The starting point in the General Election Results of May 2015, shown in Figure 1. Since then Con has gained 1 seat from Lab (Copeland), and lost a seat to LD (Richmond). The sole UKIP MP, Douglas Carswell, left the Party in March to become an Independent. These are ignored.

Note that the 18 Northern Ireland constituencies are not included. The 331 Con seats are against 326 for a majority in the House of Commons.

I made the following assumptions.

  1. Within each constituency, for each Party I have assumed the change in the vote is the difference between the regional share of the vote in 2015 and the opinion poll share from YouGov.
  2. If the constituency vote share in 2015 was less than the regional drop in vote share between 2015 and current opinion poll, then the vote is nil.
  3. A party may have a predicted vote despite not having a candidate.
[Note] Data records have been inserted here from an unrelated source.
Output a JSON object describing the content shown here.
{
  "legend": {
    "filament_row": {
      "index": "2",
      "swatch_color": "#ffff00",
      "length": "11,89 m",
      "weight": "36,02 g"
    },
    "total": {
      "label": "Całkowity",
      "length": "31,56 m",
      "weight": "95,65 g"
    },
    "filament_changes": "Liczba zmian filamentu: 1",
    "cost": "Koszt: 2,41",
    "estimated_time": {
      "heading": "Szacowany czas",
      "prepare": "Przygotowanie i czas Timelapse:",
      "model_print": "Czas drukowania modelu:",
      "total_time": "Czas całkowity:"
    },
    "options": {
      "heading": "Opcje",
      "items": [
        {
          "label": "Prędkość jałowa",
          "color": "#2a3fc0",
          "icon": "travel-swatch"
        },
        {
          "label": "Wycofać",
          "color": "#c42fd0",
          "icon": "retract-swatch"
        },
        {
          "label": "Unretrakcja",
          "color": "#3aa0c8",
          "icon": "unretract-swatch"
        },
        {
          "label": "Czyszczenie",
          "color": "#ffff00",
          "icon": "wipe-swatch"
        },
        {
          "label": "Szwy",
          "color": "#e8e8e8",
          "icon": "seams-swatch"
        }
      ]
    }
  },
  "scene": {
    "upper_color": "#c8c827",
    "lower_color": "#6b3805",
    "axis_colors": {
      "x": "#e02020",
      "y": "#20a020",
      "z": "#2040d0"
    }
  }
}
There are two instances where this is possible. First is that UKIP are not standing candidates in every constituency. Second is that the Progressive Alliance of Lib Dems, Greens, Labour and the SNP are standing down candidates to maximize the impact of the anti-Tory vote. Guido Fawkes’ summary of 16th May is here.

This simple model produces the forecast in Figure 2.

Implied Conservative majority is 128, up from 12 in the previous Parliament. The Lib-Dems also increase there number of seats, whilst SNP lose 9. UKIP’s “gain” is in Buckingham, the seat of the Speaker. This is due to a flaw in the crude model.

The Party gains by region are in Figure 3

Of note is that Labour do not gain a single seat, as YouGov estimate that their popularity has dropped in all but two regions. In the South East and the South West Labours’ presence is quite low. The SNP in Scotland lose seats to both the Conservatives and the Lib-Dems, but the loss of 9 seats is would still mean they have 47 of 59 seats.

These switches in seats are shown in detail in Figure 4.

My very crude forecast can be compared to the current forecast by Martin Baxtor at Electoral Calculus of Con 409, Lab 167, LD 7 & SNP 46. The Conservative majority is 168, 40 more than my own.

Another comparison is the mid-point of the spread betting at Sporting Index. This Con 399, Lab 159, LD 15.5, SNP 45.5. The implied Conservative majority is 148, bang in the middle of my own and Martin Baxters’.

In subsequent posts I intend to

  • Clear up the obvious errors.
  • Refining the forecast for Scotland based on the local election data of May 5th.
  • Look at the forecast for Wales, where I believe YouGov might be out of line with popular opinion.
  • Update in relation to more recent, but National, polling. For instance the recent strengthening of the Labour poll share and the fall in the UKIP share.

Kevin Marshall

 

Will Labour be kicked out by voters in the marginals?

Mike Smithson  of politicalbetting.com has posted the results of IPSOS-MORI analysis, which shows the swing to the Tories is greater in the LAB-CON marginals than in the country as a whole.

Unlike Smithson, I do not find this surprising. It is not due to an anti-Labour bias (though I confess, indeed proclaim this), but due to a simple analysis. There is considerable resentment of the current Labour government, that may surpass in the polls that of the Tories in the late nineties. That is, where they are able people will vote to get the government out. In a Tory or Lib Dem seat this will not matter. In a solid Labour seat, there is a de-motivating factor. But in a Labour marginal seat – and that can include seats with greater than 10% majorities, voting against the Labour candidate may help remove the government.

This is why I do not believe it when pundits say the Tories getting 40% of the vote against 30% for Labour will result in a hung parliament. We may not get a reverse of 2005, where Labour were on 35%, just 2% ahead of the Tories and still with a working majority. But the resentment factor is now mostly directed at Labour, and they will get punished accordingly, with the Tories being the principle beneficiaries.